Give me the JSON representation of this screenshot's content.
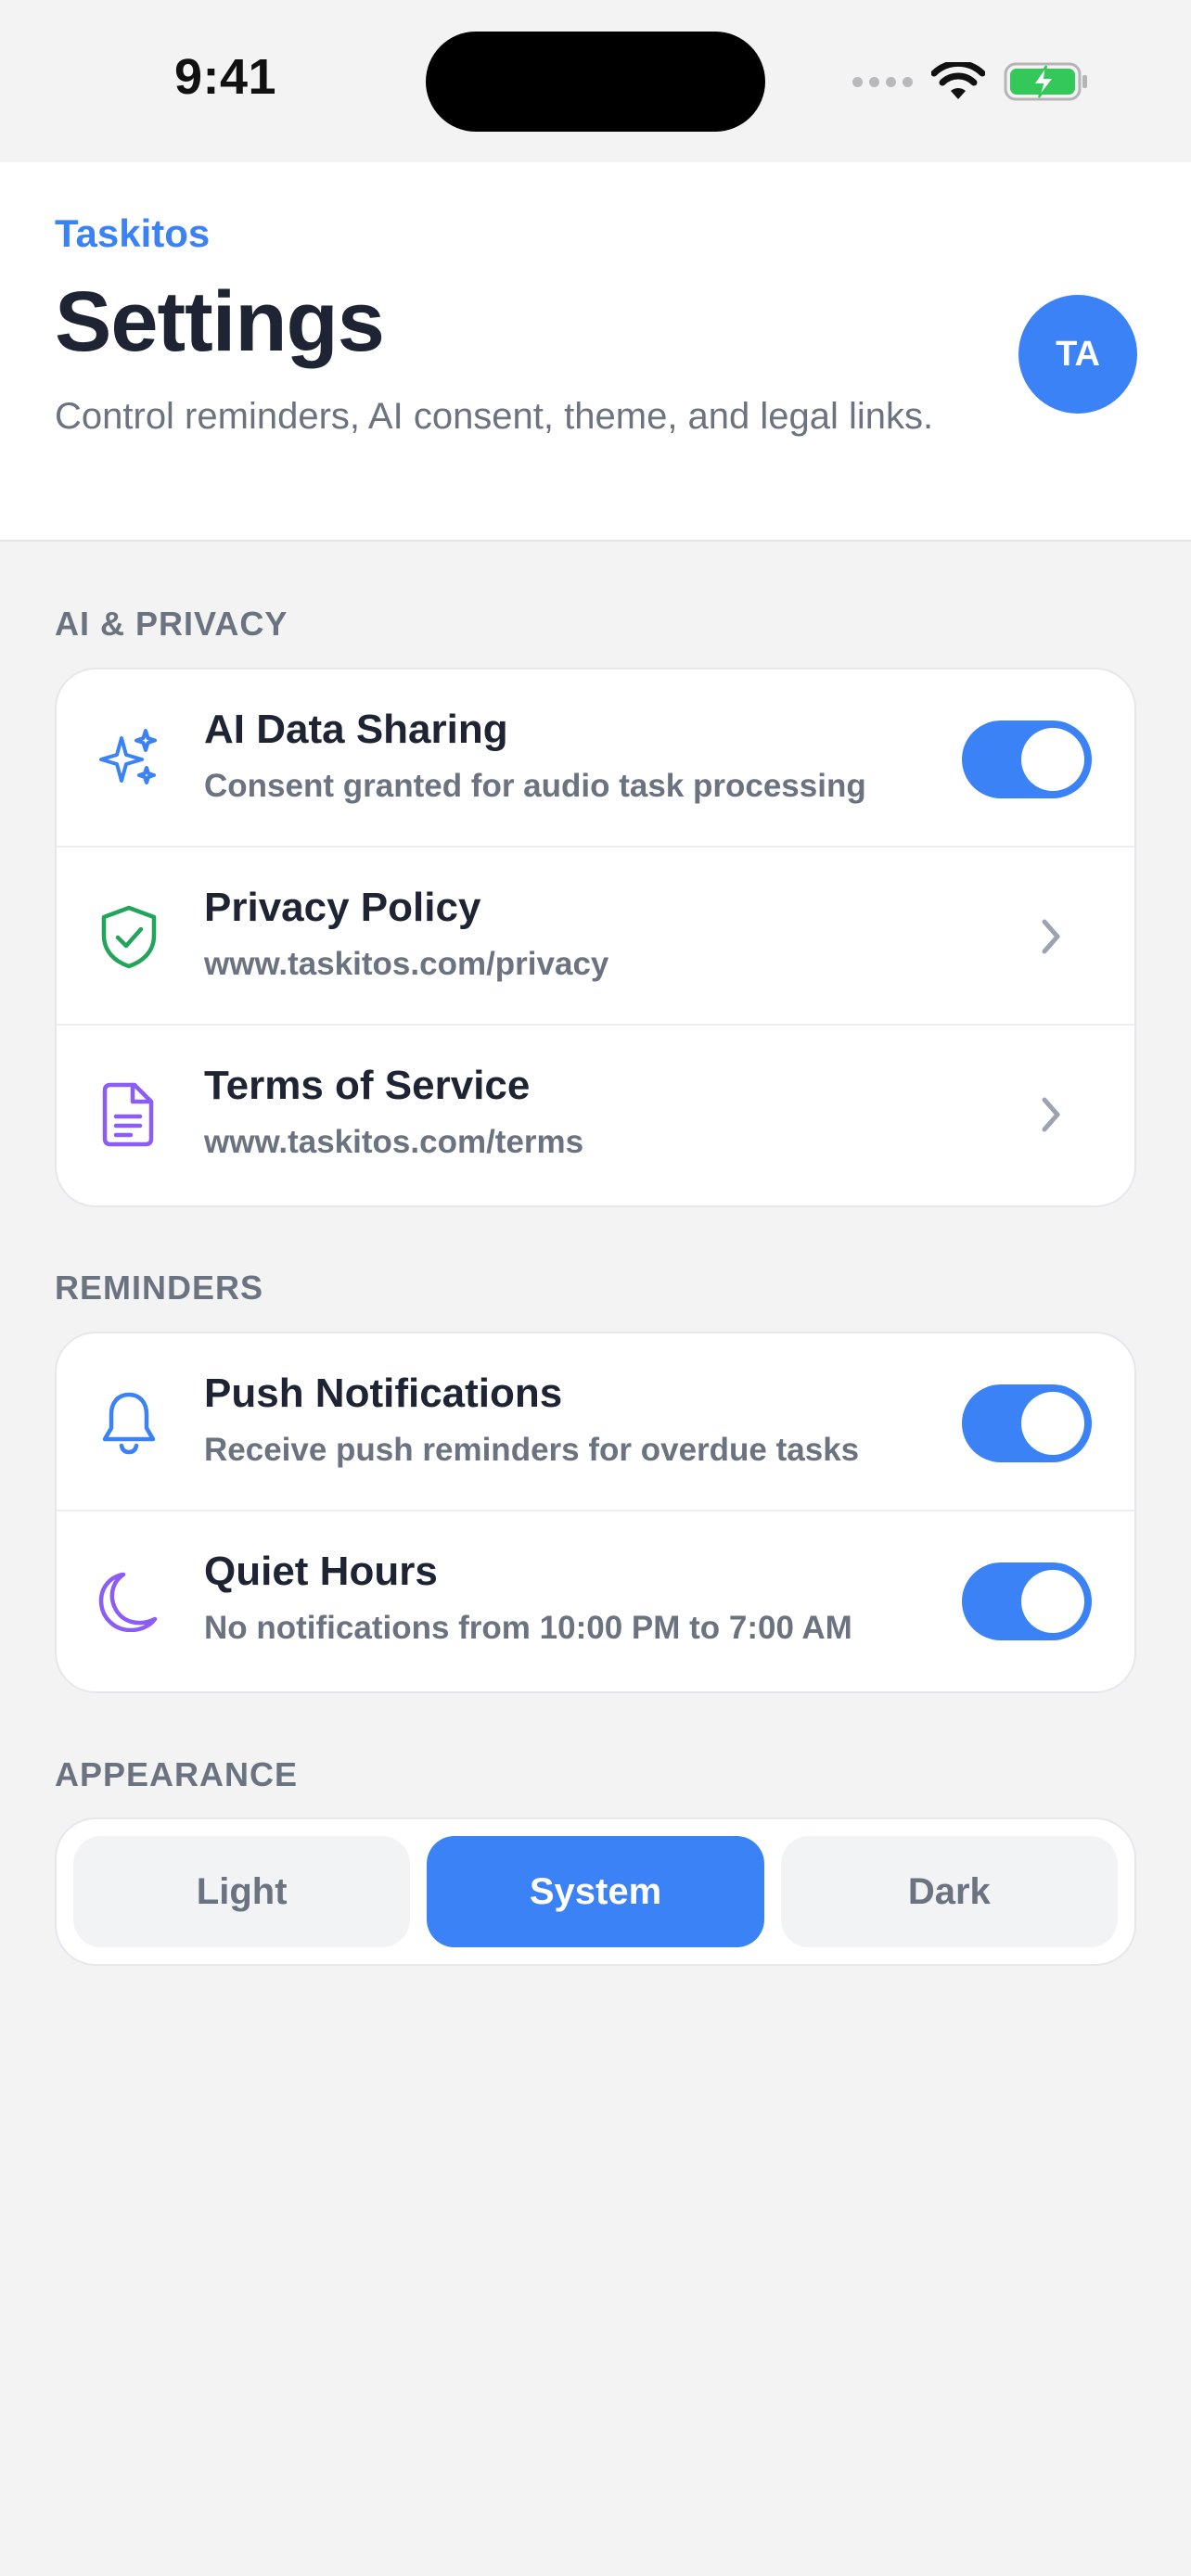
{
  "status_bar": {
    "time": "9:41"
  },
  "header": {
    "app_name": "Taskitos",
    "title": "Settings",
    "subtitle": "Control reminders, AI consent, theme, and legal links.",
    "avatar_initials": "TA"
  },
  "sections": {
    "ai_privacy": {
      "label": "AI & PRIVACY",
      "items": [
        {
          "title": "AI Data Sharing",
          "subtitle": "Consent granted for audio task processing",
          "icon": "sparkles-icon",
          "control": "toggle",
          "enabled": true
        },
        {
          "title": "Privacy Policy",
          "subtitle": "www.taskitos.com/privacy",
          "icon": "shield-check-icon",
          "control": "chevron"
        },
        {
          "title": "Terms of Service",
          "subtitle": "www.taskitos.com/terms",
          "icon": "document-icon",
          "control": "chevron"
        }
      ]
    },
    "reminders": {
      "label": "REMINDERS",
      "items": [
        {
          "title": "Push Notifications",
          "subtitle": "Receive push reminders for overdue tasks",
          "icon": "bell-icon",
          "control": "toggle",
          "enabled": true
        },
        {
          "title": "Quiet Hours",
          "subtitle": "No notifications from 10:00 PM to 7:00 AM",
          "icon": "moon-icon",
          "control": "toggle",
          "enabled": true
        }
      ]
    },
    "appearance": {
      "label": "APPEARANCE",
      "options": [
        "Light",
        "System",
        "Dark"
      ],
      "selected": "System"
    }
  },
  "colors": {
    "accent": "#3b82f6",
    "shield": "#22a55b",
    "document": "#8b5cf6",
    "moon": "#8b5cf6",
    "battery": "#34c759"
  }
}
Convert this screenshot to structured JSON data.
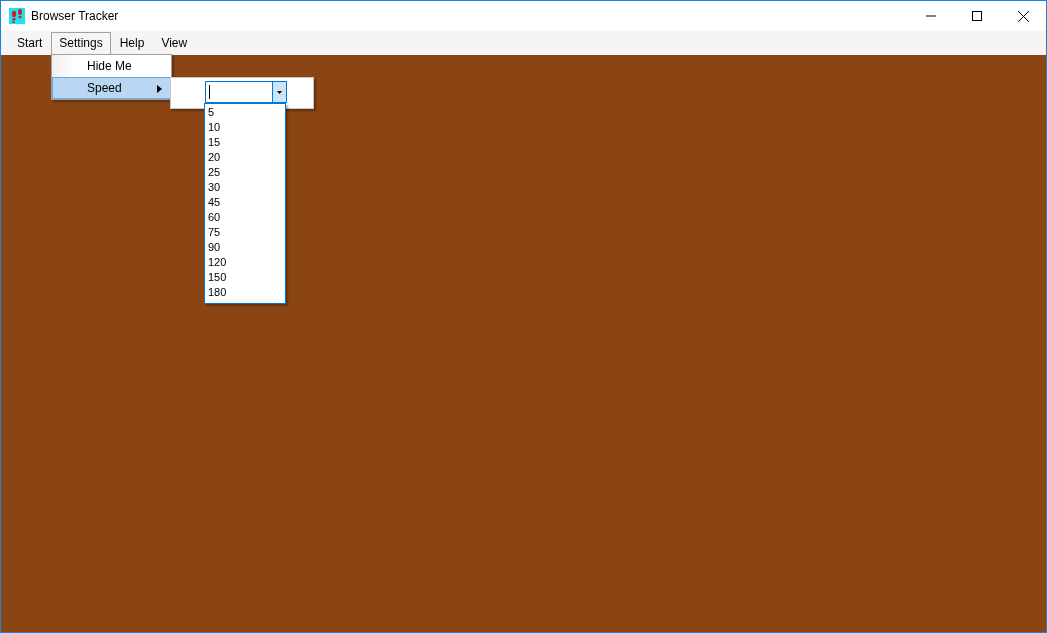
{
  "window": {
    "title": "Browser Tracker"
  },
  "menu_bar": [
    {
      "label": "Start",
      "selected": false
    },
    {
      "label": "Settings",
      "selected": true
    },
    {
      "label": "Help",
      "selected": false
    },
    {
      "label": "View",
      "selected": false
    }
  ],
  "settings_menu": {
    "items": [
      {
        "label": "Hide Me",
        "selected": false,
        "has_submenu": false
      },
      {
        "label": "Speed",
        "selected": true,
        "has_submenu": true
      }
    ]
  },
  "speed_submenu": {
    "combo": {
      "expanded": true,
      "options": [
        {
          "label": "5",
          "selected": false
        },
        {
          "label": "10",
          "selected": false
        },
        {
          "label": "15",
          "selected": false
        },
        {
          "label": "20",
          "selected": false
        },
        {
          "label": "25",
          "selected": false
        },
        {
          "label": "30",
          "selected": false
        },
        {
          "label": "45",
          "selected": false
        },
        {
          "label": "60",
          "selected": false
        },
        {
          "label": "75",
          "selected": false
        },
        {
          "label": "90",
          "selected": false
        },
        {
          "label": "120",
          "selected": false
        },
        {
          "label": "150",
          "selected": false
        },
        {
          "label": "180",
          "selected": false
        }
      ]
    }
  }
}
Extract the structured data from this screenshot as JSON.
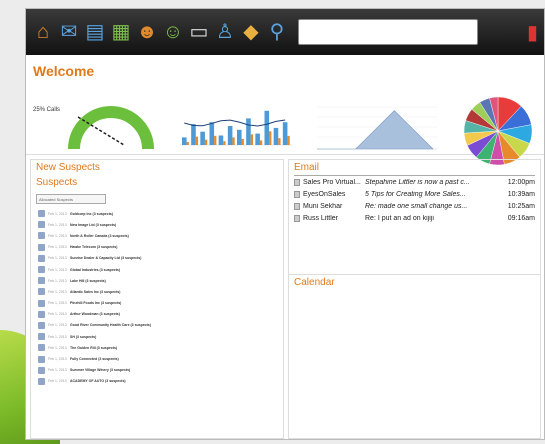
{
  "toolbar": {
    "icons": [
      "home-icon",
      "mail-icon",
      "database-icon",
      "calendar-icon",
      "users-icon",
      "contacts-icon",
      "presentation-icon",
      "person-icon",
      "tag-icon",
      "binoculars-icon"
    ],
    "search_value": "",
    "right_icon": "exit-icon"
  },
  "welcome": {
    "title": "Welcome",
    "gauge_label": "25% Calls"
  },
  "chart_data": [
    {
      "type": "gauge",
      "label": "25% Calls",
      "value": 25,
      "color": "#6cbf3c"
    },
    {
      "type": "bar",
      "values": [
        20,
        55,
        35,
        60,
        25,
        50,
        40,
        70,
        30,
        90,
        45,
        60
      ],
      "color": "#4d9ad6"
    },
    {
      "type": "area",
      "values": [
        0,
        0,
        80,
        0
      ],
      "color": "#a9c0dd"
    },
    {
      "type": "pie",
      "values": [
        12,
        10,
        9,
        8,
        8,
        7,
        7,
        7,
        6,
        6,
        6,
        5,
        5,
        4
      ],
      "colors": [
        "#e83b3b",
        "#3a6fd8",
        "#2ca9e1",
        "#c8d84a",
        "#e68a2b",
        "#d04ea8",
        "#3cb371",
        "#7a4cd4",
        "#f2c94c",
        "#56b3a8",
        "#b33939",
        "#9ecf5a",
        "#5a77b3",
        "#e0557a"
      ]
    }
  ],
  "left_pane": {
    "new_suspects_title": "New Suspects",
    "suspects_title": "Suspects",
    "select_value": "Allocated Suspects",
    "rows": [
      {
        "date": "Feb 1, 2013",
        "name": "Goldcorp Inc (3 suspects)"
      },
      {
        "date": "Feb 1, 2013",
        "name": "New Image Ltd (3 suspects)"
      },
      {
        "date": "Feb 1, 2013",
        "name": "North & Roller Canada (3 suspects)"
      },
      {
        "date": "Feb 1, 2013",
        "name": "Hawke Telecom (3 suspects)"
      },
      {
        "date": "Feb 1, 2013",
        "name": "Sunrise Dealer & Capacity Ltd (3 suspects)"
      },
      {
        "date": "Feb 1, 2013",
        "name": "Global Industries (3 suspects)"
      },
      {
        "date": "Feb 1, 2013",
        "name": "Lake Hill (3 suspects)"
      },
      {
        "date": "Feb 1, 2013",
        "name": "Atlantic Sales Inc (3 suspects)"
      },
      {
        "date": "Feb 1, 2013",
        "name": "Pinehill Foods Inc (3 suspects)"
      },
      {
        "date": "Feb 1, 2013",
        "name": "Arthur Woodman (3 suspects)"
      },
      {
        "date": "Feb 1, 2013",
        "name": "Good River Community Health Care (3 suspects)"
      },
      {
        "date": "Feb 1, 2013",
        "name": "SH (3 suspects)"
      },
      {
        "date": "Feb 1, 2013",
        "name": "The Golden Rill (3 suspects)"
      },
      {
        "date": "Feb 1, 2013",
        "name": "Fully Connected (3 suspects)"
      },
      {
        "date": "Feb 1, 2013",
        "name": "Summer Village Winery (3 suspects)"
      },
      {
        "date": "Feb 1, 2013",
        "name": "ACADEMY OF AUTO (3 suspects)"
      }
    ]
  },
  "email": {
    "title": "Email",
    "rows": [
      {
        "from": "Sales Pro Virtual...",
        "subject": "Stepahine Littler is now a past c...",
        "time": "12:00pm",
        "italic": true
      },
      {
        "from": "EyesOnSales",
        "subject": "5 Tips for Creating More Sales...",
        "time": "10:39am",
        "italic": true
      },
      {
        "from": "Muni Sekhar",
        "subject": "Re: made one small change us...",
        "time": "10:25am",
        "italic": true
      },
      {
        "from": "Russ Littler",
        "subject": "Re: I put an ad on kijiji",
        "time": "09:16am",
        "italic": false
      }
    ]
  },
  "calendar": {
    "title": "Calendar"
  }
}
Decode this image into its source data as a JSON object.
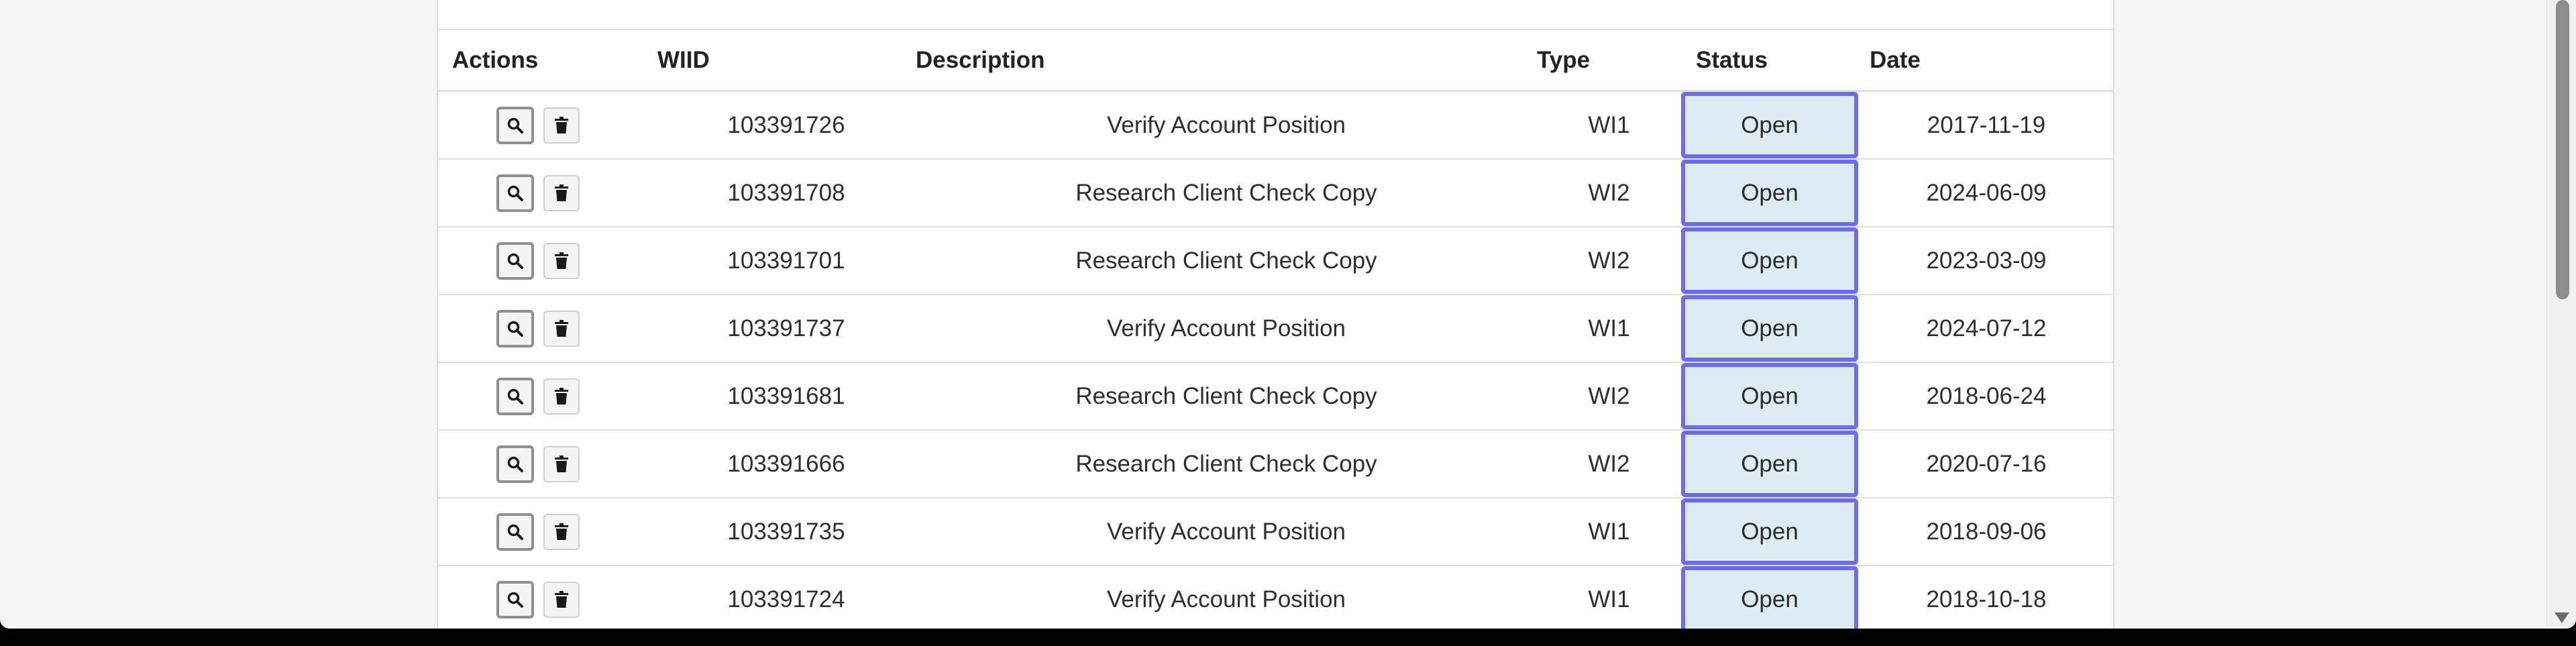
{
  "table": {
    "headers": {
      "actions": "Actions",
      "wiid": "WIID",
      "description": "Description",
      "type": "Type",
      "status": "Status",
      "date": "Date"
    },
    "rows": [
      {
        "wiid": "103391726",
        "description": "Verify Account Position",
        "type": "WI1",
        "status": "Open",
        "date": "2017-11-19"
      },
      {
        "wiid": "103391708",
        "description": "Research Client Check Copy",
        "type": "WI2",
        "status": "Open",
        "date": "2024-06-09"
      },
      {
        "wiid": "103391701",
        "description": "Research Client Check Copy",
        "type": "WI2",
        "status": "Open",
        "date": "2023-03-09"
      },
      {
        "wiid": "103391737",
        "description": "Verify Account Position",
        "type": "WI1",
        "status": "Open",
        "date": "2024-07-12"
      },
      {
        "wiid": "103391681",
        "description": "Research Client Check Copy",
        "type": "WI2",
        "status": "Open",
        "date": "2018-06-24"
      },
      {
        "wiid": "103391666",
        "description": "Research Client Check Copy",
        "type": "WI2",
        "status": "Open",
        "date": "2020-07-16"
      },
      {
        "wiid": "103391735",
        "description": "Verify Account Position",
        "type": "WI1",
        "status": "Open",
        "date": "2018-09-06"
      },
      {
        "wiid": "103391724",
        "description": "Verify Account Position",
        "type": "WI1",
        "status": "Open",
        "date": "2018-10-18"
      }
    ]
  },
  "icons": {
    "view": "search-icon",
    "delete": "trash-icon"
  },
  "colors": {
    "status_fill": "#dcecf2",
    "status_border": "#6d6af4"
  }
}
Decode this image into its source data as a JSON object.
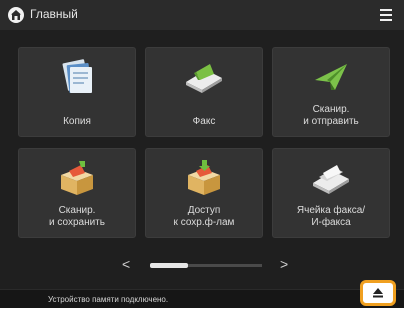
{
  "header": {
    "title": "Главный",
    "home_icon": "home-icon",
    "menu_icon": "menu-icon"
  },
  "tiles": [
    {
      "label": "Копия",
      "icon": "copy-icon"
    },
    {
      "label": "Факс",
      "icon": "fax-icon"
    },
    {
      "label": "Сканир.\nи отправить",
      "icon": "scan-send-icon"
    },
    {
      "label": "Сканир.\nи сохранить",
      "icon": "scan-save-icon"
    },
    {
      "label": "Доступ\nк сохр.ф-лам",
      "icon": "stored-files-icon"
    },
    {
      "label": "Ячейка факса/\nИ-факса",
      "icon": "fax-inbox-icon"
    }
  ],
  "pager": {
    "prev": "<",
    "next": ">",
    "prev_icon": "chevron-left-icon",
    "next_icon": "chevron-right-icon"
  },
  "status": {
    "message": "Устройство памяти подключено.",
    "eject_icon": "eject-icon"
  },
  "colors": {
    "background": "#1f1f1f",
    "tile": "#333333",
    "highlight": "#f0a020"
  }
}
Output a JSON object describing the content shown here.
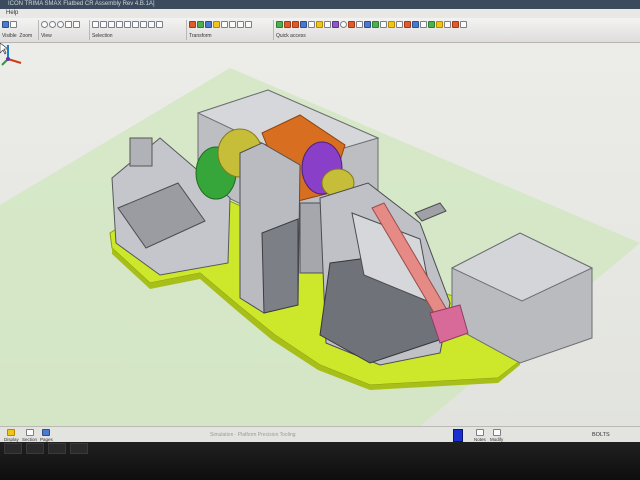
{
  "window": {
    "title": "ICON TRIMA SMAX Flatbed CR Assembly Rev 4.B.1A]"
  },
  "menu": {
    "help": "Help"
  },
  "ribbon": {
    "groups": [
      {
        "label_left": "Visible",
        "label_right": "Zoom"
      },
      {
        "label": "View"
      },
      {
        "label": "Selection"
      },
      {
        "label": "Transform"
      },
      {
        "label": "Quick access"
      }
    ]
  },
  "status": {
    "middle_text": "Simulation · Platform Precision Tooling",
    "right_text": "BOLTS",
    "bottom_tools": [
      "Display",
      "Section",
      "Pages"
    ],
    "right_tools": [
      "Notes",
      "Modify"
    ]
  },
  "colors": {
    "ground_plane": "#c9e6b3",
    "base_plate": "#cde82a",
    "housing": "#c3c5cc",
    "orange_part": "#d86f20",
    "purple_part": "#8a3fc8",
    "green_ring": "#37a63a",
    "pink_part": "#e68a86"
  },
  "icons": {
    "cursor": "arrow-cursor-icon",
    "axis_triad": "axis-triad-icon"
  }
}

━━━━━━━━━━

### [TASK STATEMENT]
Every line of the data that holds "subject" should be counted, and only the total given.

### [WRITTEN RESPONSE]
4